Wednesday, March 25, 2009
What better location for a Canadian-U.S. workshop on sea level rise than a large resort built on the tip of a spit within a stone's throw of the international border and within a meter of high water.
Semiahmoo Spit is located at the distal end of a drift cell that begins about 5 miles south near Birch Point. For thousands of years, sand and gravel has traveled north, traversing the mouth of Drayton Harbor on this slender strip of land, and then disappeared under the bar. Seriously, the beach just sort of runs under Packers Lounge, then shows up on the other side as the slightly mellower beaches of Tongue Point (next post) at the tip of the spit.
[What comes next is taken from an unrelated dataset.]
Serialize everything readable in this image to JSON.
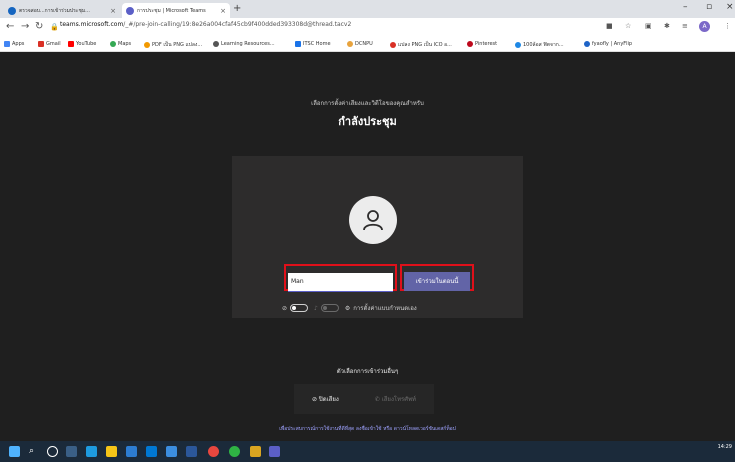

Packer's would be an appropriate location for some future meeting of coastal geomorphologists - the bar at the end of the beach.
The distal portion of Semiahmoo is large, particularly when compared to the narrow neck of the spit that you have to cross to get to it (see the aerial - click on the title of the post). Most of this land was built up with fill (dredged from the channel and the marina, I assume), so it has a couple foot headstart on anthropocene sea levels -- though it will become increasingly hard to get here, or to get away from here, during the big storms that will toss gravel and logs over the access road. Fortunately, most of the development on the spit has been kept away from the shoreline and except for the riprap that protects the neck, the beach is in good shape - except that in some places it is backed by an unnatural eroding bank of fill.